Brian Friel: The Irish Chekhov

By Leah Flowers
24 March 2024

It is said that the birth of modern drama was shaped by Henrik Ibsen (1828-1906) and Anton Chekov (1860-1904) (Smith). They are like two sides of a coin as they both were critical of the social ills they witnessed, however they did so in diametrically opposing ways. Ibsen took the tack of shocking audiences with open discussions of difficult subject matter, for example the notion that some women value their freedom over motherhood as with Nora in A Doll’s House. With Chekhov, however, everything is unspoken, everything is subtext. His characters often cannot bring themselves to talk about important subjects head-on, as seen in The Cherry Orchard where the affair between Lopakhin and Ranevskaya is only hinted at when he mentions that he once kissed her hand. This salacious event is not seen or even acknowledged past this one interaction. The reason Chekhov gives for his approach is thus: “In life, people do not shoot themselves or hang themselves or fall in love, or deliver themselves of clever sayings every minute. They spend most of their time eating, drinking, running after women or men, talking nonsense” (Hemming). He wanted to write life in a way that felt very close to reality and he did that through realistic portrayals of the mundane.
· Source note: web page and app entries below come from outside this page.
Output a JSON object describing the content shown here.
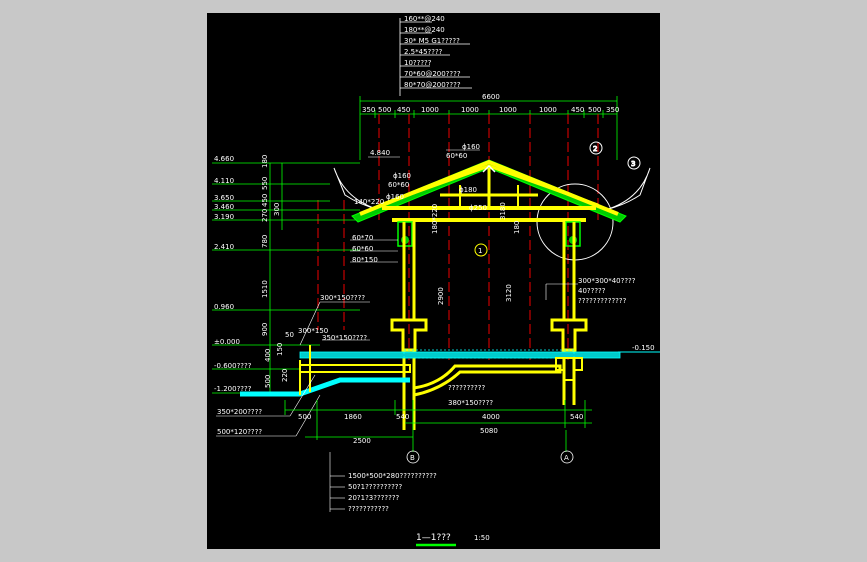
{
  "notes_top": [
    "160**@240",
    "180**@240",
    "30* M5 G1?????",
    "2.5*45????",
    "10?????",
    "70*60@200????",
    "80*70@200????"
  ],
  "dims_top": {
    "total": "6600",
    "segments": [
      "350",
      "500",
      "450",
      "1000",
      "1000",
      "1000",
      "1000",
      "450",
      "500",
      "350"
    ]
  },
  "elevations": [
    "4.660",
    "4.110",
    "3.650",
    "3.460",
    "3.190",
    "2.410",
    "0.960",
    "±0.000",
    "-0.600????",
    "-1.200????"
  ],
  "elevation_right": "-0.150",
  "vdims_left": [
    "180",
    "550",
    "450",
    "270",
    "200",
    "780",
    "1510",
    "900",
    "400",
    "500"
  ],
  "vdim_300": "300",
  "vdims_left_inner": [
    "150",
    "220"
  ],
  "labels_struct": [
    "4.840",
    "ϕ160",
    "60*60",
    "ϕ160",
    "60*60",
    "ϕ180",
    "140*220",
    "ϕ160",
    "ϕ250",
    "60*70",
    "60*60",
    "80*150",
    "180*220"
  ],
  "center_dims": [
    "2900",
    "3120",
    "3180",
    "180"
  ],
  "callouts_left": [
    "300*150????",
    "50",
    "300*150",
    "350*150????",
    "350*200????",
    "500*120????"
  ],
  "callouts_right": [
    "300*300*40????",
    "40?????",
    "?????????????"
  ],
  "beam_labels": [
    "??????????",
    "380*150????"
  ],
  "dims_bottom": [
    "500",
    "1860",
    "540",
    "4000",
    "540",
    "5080",
    "2500"
  ],
  "axis_labels": [
    "B",
    "A",
    "1",
    "2",
    "3"
  ],
  "notes_bottom": [
    "1500*500*280??????????",
    "50?1??????????",
    "20?1?3???????",
    "???????????"
  ],
  "title": "1—1???",
  "scale": "1:50"
}
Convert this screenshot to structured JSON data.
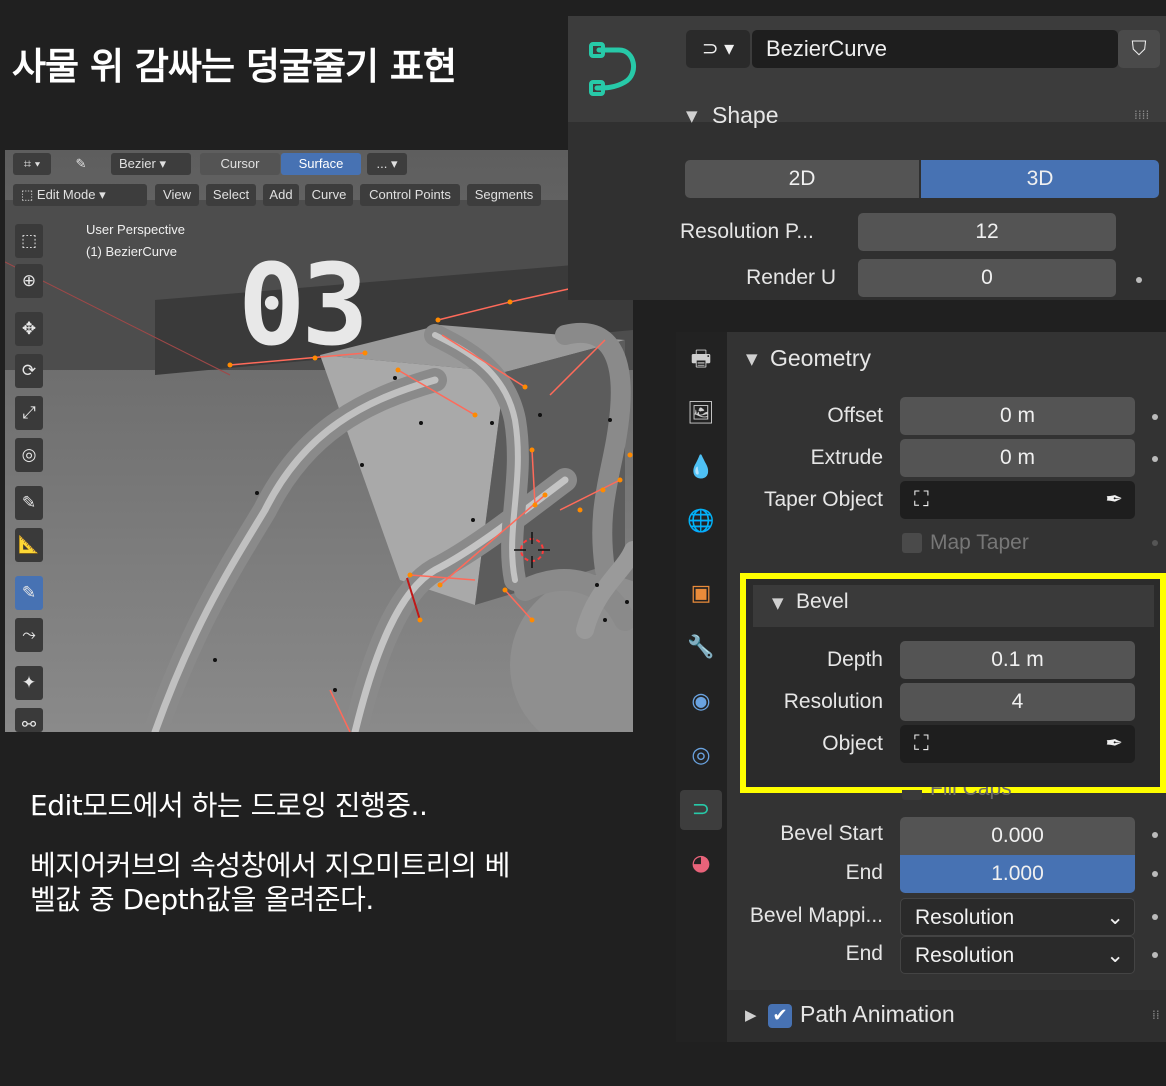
{
  "page_title": "사물 위 감싸는 덩굴줄기 표현",
  "viewport": {
    "header": {
      "curve_type": "Bezier",
      "cursor_label": "Cursor",
      "surface_label": "Surface",
      "more_label": "...",
      "mode": "Edit Mode",
      "menus": [
        "View",
        "Select",
        "Add",
        "Curve",
        "Control Points",
        "Segments"
      ]
    },
    "info_line1": "User Perspective",
    "info_line2": "(1) BezierCurve",
    "step_number": "03"
  },
  "description": {
    "line1": "Edit모드에서 하는 드로잉 진행중..",
    "line2": "베지어커브의 속성창에서  지오미트리의 베",
    "line3": "벨값 중 Depth값을 올려준다."
  },
  "properties": {
    "object_name": "BezierCurve",
    "shape": {
      "header": "Shape",
      "mode_2d": "2D",
      "mode_3d": "3D",
      "active_mode": "3D",
      "resolution_preview_label": "Resolution P...",
      "resolution_preview_value": "12",
      "render_u_label": "Render U",
      "render_u_value": "0"
    },
    "geometry": {
      "header": "Geometry",
      "offset_label": "Offset",
      "offset_value": "0 m",
      "extrude_label": "Extrude",
      "extrude_value": "0 m",
      "taper_label": "Taper Object",
      "map_taper_label": "Map Taper",
      "bevel": {
        "header": "Bevel",
        "depth_label": "Depth",
        "depth_value": "0.1 m",
        "resolution_label": "Resolution",
        "resolution_value": "4",
        "object_label": "Object",
        "fill_caps_label": "Fill Caps"
      },
      "bevel_start_label": "Bevel Start",
      "bevel_start_value": "0.000",
      "end_label": "End",
      "end_value": "1.000",
      "bevel_mapping_label": "Bevel Mappi...",
      "bevel_mapping_value": "Resolution",
      "end_mapping_label": "End",
      "end_mapping_value": "Resolution"
    },
    "path_animation": {
      "header": "Path Animation",
      "checked": true
    }
  },
  "colors": {
    "accent_blue": "#4772b3",
    "highlight_yellow": "#ffff00",
    "curve_icon_green": "#27c9a8"
  }
}
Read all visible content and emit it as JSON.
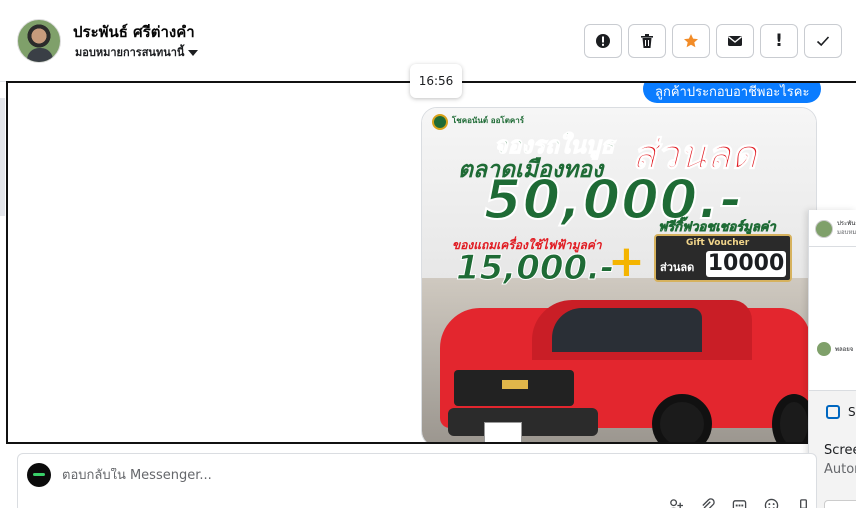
{
  "header": {
    "contact_name": "ประพันธ์ ศรีต่างคำ",
    "assign_label": "มอบหมายการสนทนานี้",
    "actions": [
      {
        "name": "report-spam-icon",
        "glyph": "!"
      },
      {
        "name": "trash-icon",
        "glyph": "🗑"
      },
      {
        "name": "star-icon",
        "glyph": "★"
      },
      {
        "name": "mail-icon",
        "glyph": "✉"
      },
      {
        "name": "follow-up-icon",
        "glyph": "!"
      },
      {
        "name": "checkmark-icon",
        "glyph": "✓"
      }
    ],
    "star_color": "#f28c28"
  },
  "conversation": {
    "bubble_text": "ลูกค้าประกอบอาชีพอะไรคะ",
    "timestamp": "16:56",
    "bubble_color": "#0a7cff"
  },
  "promo_image": {
    "brand": "โชคอนันต์ ออโตคาร์",
    "title_line1": "จองรถในบูธ",
    "title_line2": "ตลาดเมืองทอง",
    "discount_word": "ส่วนลด",
    "big_amount": "50,000.-",
    "gift_label": "ของแถมเครื่องใช้ไฟฟ้ามูลค่า",
    "gift_amount": "15,000.-",
    "plus": "+",
    "free_label": "ฟรีกิ๊ฟวอชเชอร์มูลค่า",
    "voucher_title": "Gift Voucher",
    "voucher_label": "ส่วนลด",
    "voucher_amount": "10000"
  },
  "side_panel": {
    "mini_line1": "ประพันธ์",
    "mini_line2": "มอบหมาย",
    "mini_line3": "พลอยจ",
    "snip_letter": "S",
    "screen_text": "Scree",
    "auto_text": "Autor"
  },
  "reply": {
    "placeholder": "ตอบกลับใน Messenger...",
    "tools": [
      {
        "name": "add-person-icon",
        "glyph": "⚲"
      },
      {
        "name": "attachment-icon",
        "glyph": "⌁"
      },
      {
        "name": "saved-reply-icon",
        "glyph": "▤"
      },
      {
        "name": "emoji-icon",
        "glyph": "☺"
      },
      {
        "name": "more-icon",
        "glyph": "⋮"
      }
    ]
  }
}
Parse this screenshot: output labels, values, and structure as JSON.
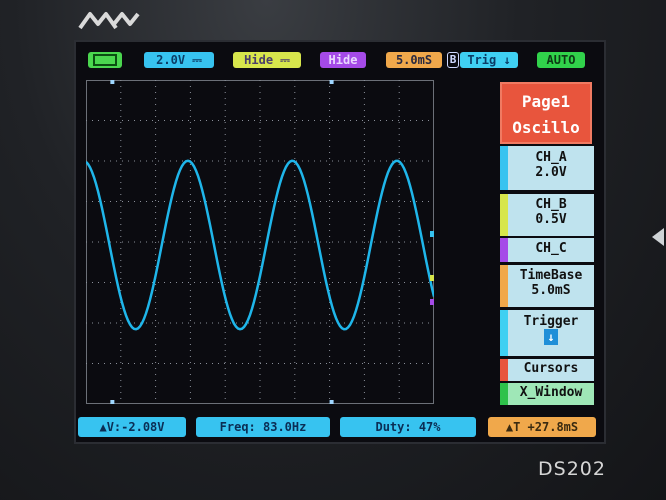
{
  "device": {
    "model": "DS202",
    "logo_icon": "mini-logo"
  },
  "top_bar": {
    "battery_icon": "battery-icon",
    "ch_a_scale": "2.0V",
    "ch_b_label": "Hide",
    "ch_c_label": "Hide",
    "timebase": "5.0mS",
    "trigger_source_badge": "B",
    "trigger_label": "Trig",
    "mode": "AUTO"
  },
  "readouts": {
    "delta_v": "▲V:-2.08V",
    "freq": "Freq: 83.0Hz",
    "duty": "Duty: 47%",
    "delta_t": "▲T +27.8mS"
  },
  "menu": {
    "page_title_line1": "Page1",
    "page_title_line2": "Oscillo",
    "ch_a": {
      "label": "CH_A",
      "value": "2.0V"
    },
    "ch_b": {
      "label": "CH_B",
      "value": "0.5V"
    },
    "ch_c": {
      "label": "CH_C"
    },
    "timebase": {
      "label": "TimeBase",
      "value": "5.0mS"
    },
    "trigger": {
      "label": "Trigger",
      "icon": "trigger-falling-edge-icon"
    },
    "cursors": {
      "label": "Cursors"
    },
    "x_window": {
      "label": "X_Window"
    }
  },
  "colors": {
    "trace": "#1fb6ea",
    "ch_a": "#37c3f0",
    "ch_b": "#d7e64c",
    "ch_c": "#a54ae8",
    "timebase": "#f0a84b",
    "trigger": "#3fd0f2",
    "mode": "#31d24b",
    "cursors": "#e8553d",
    "x_window": "#2ec24a",
    "page": "#e8553d"
  },
  "waveform": {
    "cycles_visible": 3.33,
    "amplitude_fraction": 0.52
  }
}
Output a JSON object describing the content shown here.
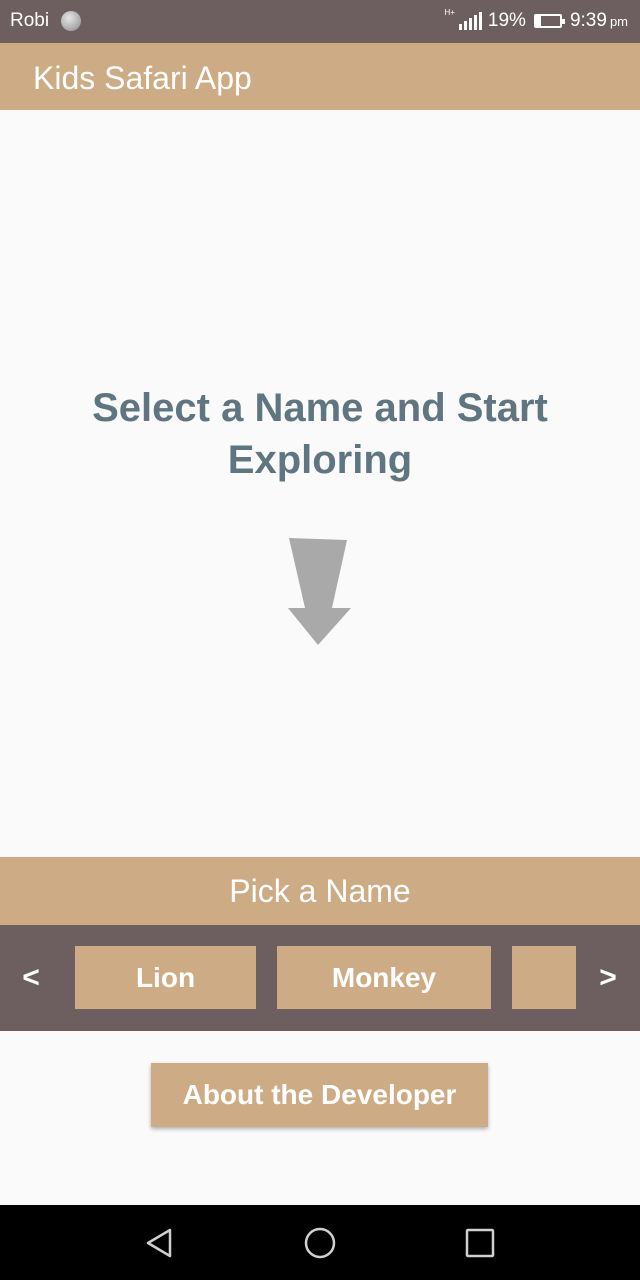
{
  "status_bar": {
    "carrier": "Robi",
    "battery_percent": "19%",
    "battery_level": 0.19,
    "time": "9:39",
    "ampm": "pm"
  },
  "app_bar": {
    "title": "Kids Safari App"
  },
  "main": {
    "headline": "Select a Name and Start Exploring",
    "arrow_icon": "down-arrow-icon"
  },
  "picker": {
    "header": "Pick a Name",
    "prev_label": "<",
    "next_label": ">",
    "names": [
      "Lion",
      "Monkey",
      ""
    ]
  },
  "about_button": {
    "label": "About the Developer"
  },
  "colors": {
    "accent_tan": "#cdac85",
    "bar_brown": "#6d5f5f",
    "headline_slate": "#5f7580",
    "arrow_gray": "#a9a9a9"
  }
}
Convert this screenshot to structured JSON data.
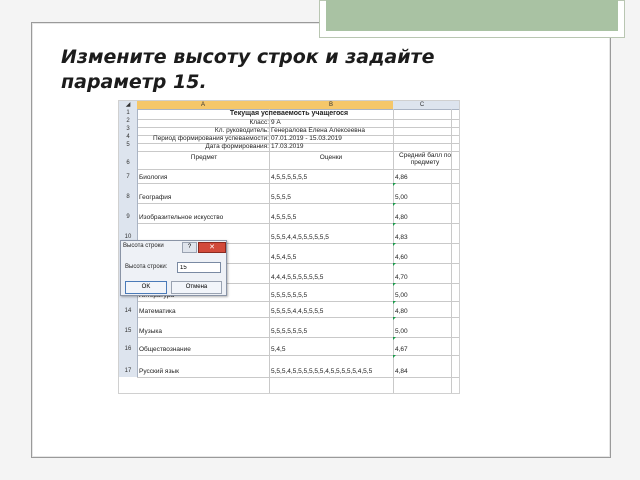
{
  "slide": {
    "title_line1": "Измените высоту строк и задайте",
    "title_line2": "параметр 15."
  },
  "colors": {
    "accent": "#a9c2a3",
    "header": "#dde4ee",
    "close": "#d24a3a",
    "mark": "#1a9c4a"
  },
  "sheet": {
    "columns": [
      "A",
      "B",
      "C"
    ],
    "rows": [
      {
        "num": "1",
        "a": "Текущая успеваемость учащегося",
        "b": "",
        "c": "",
        "bold": true
      },
      {
        "num": "2",
        "a": "Класс:",
        "b": "9 А",
        "c": ""
      },
      {
        "num": "3",
        "a": "Кл. руководитель:",
        "b": "Генералова Елена Алексеевна",
        "c": ""
      },
      {
        "num": "4",
        "a": "Период формирования успеваемости:",
        "b": "07.01.2019 - 15.03.2019",
        "c": ""
      },
      {
        "num": "5",
        "a": "Дата формирования:",
        "b": "17.03.2019",
        "c": ""
      },
      {
        "num": "6",
        "a": "Предмет",
        "b": "Оценки",
        "c": "Средний балл по предмету"
      },
      {
        "num": "7",
        "a": "Биология",
        "b": "4,5,5,5,5,5,5",
        "c": "4,86"
      },
      {
        "num": "8",
        "a": "География",
        "b": "5,5,5,5",
        "c": "5,00"
      },
      {
        "num": "9",
        "a": "Изобразительное искусство",
        "b": "4,5,5,5,5",
        "c": "4,80"
      },
      {
        "num": "10",
        "a": "",
        "b": "5,5,5,4,4,5,5,5,5,5,5",
        "c": "4,83"
      },
      {
        "num": "11",
        "a": "",
        "b": "4,5,4,5,5",
        "c": "4,60"
      },
      {
        "num": "12",
        "a": "",
        "b": "4,4,4,5,5,5,5,5,5,5",
        "c": "4,70"
      },
      {
        "num": "13",
        "a": "Литература",
        "b": "5,5,5,5,5,5,5",
        "c": "5,00"
      },
      {
        "num": "14",
        "a": "Математика",
        "b": "5,5,5,5,4,4,5,5,5,5",
        "c": "4,80"
      },
      {
        "num": "15",
        "a": "Музыка",
        "b": "5,5,5,5,5,5,5",
        "c": "5,00"
      },
      {
        "num": "16",
        "a": "Обществознание",
        "b": "5,4,5",
        "c": "4,67"
      },
      {
        "num": "17",
        "a": "Русский язык",
        "b": "5,5,5,4,5,5,5,5,5,5,4,5,5,5,5,5,4,5,5",
        "c": "4,84"
      }
    ]
  },
  "dialog": {
    "title": "Высота строки",
    "help": "?",
    "close": "✕",
    "label": "Высота строки:",
    "value": "15",
    "ok": "OK",
    "cancel": "Отмена"
  }
}
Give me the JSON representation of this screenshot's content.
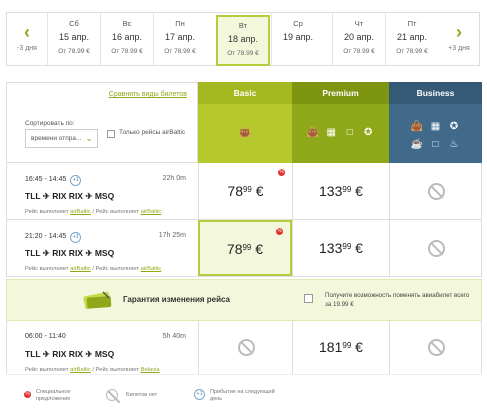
{
  "dates": {
    "prev_label": "-3 дня",
    "next_label": "+3 дня",
    "days": [
      {
        "weekday": "Сб",
        "date": "15 апр.",
        "price": "От 78.99 €",
        "selected": false
      },
      {
        "weekday": "Вс",
        "date": "16 апр.",
        "price": "От 78.99 €",
        "selected": false
      },
      {
        "weekday": "Пн",
        "date": "17 апр.",
        "price": "От 78.99 €",
        "selected": false
      },
      {
        "weekday": "Вт",
        "date": "18 апр.",
        "price": "От 78.99 €",
        "selected": true
      },
      {
        "weekday": "Ср",
        "date": "19 апр.",
        "price": "",
        "selected": false
      },
      {
        "weekday": "Чт",
        "date": "20 апр.",
        "price": "От 78.99 €",
        "selected": false
      },
      {
        "weekday": "Пт",
        "date": "21 апр.",
        "price": "От 78.99 €",
        "selected": false
      }
    ]
  },
  "header": {
    "compare_link": "Сравнить виды билетов",
    "sort_label": "Сортировать по:",
    "sort_value": "времени отпра...",
    "airbaltic_only": "Только рейсы airBaltic",
    "fares": [
      "Basic",
      "Premium",
      "Business"
    ]
  },
  "flights": [
    {
      "time": "16:45 - 14:45",
      "plus": "+1",
      "duration": "22h 0m",
      "route": "TLL ✈ RIX   RIX ✈ MSQ",
      "operator_prefix1": "Рейс выполняет ",
      "operator1": "airBaltic",
      "operator_prefix2": " / Рейс выполняет ",
      "operator2": "airBaltic",
      "basic_int": "78",
      "basic_dec": "99",
      "premium_int": "133",
      "premium_dec": "99",
      "currency": "€"
    },
    {
      "time": "21:20 - 14:45",
      "plus": "+1",
      "duration": "17h 25m",
      "route": "TLL ✈ RIX   RIX ✈ MSQ",
      "operator_prefix1": "Рейс выполняет ",
      "operator1": "airBaltic",
      "operator_prefix2": " / Рейс выполняет ",
      "operator2": "airBaltic",
      "basic_int": "78",
      "basic_dec": "99",
      "premium_int": "133",
      "premium_dec": "99",
      "currency": "€"
    },
    {
      "time": "06:00 - 11:40",
      "plus": "",
      "duration": "5h 40m",
      "route": "TLL ✈ RIX   RIX ✈ MSQ",
      "operator_prefix1": "Рейс выполняет ",
      "operator1": "airBaltic",
      "operator_prefix2": " / Рейс выполняет ",
      "operator2": "Belavia",
      "premium_int": "181",
      "premium_dec": "99",
      "currency": "€"
    }
  ],
  "guarantee": {
    "title": "Гарантия изменения рейса",
    "desc": "Получите возможность поменять авиабилет всего за 19.99 €"
  },
  "legend": {
    "special": "Специальное предложение",
    "no_tickets": "Билетов нет",
    "next_day": "Прибытие на следующий день"
  },
  "colors": {
    "accent": "#8fa81a",
    "basic": "#b5c82c",
    "premium": "#8fa81a",
    "business": "#416a8a"
  }
}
Brian Friel is thought of as the Irish Chekhov (Moran) because he writes in the same manner. His characters actively avoid saying the things that need to be said and instead let it fester and boil until it explodes, still without words, through dance. Friel criticizes English colonialism without openly saying it as such, rather he titles his play after an ancient pagan god and asserts through involuntary dance that Irish identity is in the blood of Irishfolk and cannot be controlled by English laws or oppression. The longings for sex and romance are never overtly spoken but it is clear to see that the desire is there. Chris has had a child with and is smitten by a deadbeat, Agnes has deep unspoken feelings for Gerry also though she never says so, Kate refuses to acknowledge her crush on Austin Morgan, and Rose’s tryst with Danny Bradley is heavily implied. Maggie is the only one to directly say anything: “If I had to choose between one Wild Woodbine and a man of – say – fifty-two – widower – plump, what would I do, Kate? I’d take the fatso, wouldn’t I? God I really am getting desperate” (Friel). Also there is heavy use of symbolism, such as when Rose returns home with a red poppy in her right hand and then later is carrying her dead rooster in her right hand. Also Jack’s killing of the rooster is a metaphor for his own death as the sole male in that generation of the family and how the sisters can no longer prosper because of him “losing his head” when he loses his religion.

Chekhov and Friel are similar in one other important way – they both felt strongly that humor should be present in their plays. There is often a tragic atmosphere of things falling apart and characters not getting what they want, but never with self-pity. Friel said, “they did experience deprivation and depression. And they experienced, too, happiness and great, great joy” (Nicola). Dancing at Lughnasa never asks for sympathy. It asserts that these women are vibrant, passionate, and strong, even having very little. In conclusion, Chekhovian plays are written to be performed with humor, realism, and layers upon layers of subtext.


  1. Chekhov, Anton. The Cherry Orchard. The Project Gutenberg Literary Archive Foundation, 10 September 2016,
  2. Friel, Brian. Dancing at Lughnasa. Dramatists Play Service Inc., 1991.
  3. Hemming, Sarah. “Andrew Scott and Simon Stephens on making Chekhov radical again in ‘Vanya.’” Financial Times, Nikkei Company, 23 August 2023,
  4. Ibsen, Henrik. A Doll’s House. The Project Gutenberg Literary Archive Foundation, 6 October 2022, .
  5. Moran, Sarah. “Brian Friel (1929-2015).” The Friel Project, Irish Repertory Theatre, 20 July 2023,
  6. Nicola. “Dancing at Lughnasa, 2002.” An Grianán Theatre, 2002,
  7. Smith, Wendy. “The Meaning Behind the Lines.” The American Scholar, Phi Beta Kappa, 5 June 2009,